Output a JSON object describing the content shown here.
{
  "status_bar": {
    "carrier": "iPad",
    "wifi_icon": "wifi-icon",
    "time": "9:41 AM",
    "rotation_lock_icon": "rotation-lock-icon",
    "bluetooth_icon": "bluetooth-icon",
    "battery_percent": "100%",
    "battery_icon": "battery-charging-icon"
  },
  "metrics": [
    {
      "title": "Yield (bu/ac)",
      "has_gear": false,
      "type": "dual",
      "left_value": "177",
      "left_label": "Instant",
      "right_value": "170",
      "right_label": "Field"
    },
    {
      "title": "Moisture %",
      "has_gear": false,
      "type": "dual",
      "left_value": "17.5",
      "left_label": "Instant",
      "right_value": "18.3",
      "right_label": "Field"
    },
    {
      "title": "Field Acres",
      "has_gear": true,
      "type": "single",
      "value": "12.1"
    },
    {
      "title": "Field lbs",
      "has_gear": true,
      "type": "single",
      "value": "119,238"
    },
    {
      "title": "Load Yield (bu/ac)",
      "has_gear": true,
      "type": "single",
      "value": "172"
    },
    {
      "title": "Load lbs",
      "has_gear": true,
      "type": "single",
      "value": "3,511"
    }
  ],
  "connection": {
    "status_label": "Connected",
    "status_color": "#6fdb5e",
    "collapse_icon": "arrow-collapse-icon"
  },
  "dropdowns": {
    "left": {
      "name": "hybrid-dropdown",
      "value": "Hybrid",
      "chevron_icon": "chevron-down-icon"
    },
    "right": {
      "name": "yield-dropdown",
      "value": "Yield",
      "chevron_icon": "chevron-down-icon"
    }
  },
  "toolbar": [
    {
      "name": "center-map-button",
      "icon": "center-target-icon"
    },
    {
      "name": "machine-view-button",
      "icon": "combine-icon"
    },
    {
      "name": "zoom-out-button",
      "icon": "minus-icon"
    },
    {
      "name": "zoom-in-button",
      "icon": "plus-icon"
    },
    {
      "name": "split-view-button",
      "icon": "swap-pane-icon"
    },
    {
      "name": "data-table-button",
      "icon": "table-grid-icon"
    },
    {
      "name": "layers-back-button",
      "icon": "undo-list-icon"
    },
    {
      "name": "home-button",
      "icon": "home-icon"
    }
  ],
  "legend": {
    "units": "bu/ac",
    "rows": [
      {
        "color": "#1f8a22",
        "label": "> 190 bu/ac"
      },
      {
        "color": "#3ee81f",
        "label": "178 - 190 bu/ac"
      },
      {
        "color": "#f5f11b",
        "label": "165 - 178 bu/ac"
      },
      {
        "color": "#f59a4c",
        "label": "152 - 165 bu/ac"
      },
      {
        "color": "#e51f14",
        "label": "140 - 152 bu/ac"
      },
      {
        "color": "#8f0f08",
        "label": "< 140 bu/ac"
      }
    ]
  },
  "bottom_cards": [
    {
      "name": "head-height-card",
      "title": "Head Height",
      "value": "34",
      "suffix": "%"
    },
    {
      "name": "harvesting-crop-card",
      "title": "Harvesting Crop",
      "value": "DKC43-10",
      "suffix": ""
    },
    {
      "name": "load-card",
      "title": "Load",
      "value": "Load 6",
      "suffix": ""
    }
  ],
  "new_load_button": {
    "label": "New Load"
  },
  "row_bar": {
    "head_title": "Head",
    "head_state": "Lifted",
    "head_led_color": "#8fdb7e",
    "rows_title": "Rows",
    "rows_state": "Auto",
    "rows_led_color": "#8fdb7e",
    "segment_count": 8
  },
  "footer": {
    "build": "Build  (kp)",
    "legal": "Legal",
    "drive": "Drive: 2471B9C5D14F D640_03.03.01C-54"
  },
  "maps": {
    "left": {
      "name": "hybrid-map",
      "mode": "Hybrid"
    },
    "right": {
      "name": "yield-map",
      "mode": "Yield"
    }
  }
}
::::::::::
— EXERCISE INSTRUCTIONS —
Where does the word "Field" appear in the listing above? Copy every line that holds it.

— SOLUTION FOR THIS TASK —
      "right_label": "Field"
      "right_label": "Field"
      "title": "Field Acres",
      "title": "Field lbs",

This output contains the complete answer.